Task objective
The answer must consist of every line in the data that contains "value".

Data shown

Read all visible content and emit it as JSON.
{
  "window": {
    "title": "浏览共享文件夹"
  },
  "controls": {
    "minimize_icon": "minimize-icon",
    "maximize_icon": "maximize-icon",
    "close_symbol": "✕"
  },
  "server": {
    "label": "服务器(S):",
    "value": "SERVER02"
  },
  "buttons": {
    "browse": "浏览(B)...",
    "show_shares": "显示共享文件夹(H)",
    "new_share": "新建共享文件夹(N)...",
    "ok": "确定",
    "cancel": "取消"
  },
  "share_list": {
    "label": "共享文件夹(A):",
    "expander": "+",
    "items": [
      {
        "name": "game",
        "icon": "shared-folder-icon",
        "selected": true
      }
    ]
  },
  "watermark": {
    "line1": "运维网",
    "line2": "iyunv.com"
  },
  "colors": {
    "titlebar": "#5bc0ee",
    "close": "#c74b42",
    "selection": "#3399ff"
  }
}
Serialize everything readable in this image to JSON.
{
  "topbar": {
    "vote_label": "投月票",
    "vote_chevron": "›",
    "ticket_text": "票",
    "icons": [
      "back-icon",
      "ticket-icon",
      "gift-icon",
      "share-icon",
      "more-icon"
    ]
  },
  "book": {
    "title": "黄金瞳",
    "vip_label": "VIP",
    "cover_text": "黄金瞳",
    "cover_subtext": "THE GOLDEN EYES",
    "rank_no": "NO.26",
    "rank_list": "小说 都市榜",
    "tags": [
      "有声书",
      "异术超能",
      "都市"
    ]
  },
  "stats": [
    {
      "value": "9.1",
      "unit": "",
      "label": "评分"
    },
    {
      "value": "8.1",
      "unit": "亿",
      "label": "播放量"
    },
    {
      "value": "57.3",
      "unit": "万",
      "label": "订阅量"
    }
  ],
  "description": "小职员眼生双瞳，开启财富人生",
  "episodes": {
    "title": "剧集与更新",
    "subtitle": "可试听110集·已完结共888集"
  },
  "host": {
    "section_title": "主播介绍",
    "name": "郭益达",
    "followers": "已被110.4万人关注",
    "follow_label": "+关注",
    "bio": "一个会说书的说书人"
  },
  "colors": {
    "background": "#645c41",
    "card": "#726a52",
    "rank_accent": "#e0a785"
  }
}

Solution to this task
    "value": "SERVER02"
      "value": "9.1",
      "value": "8.1",
      "value": "57.3",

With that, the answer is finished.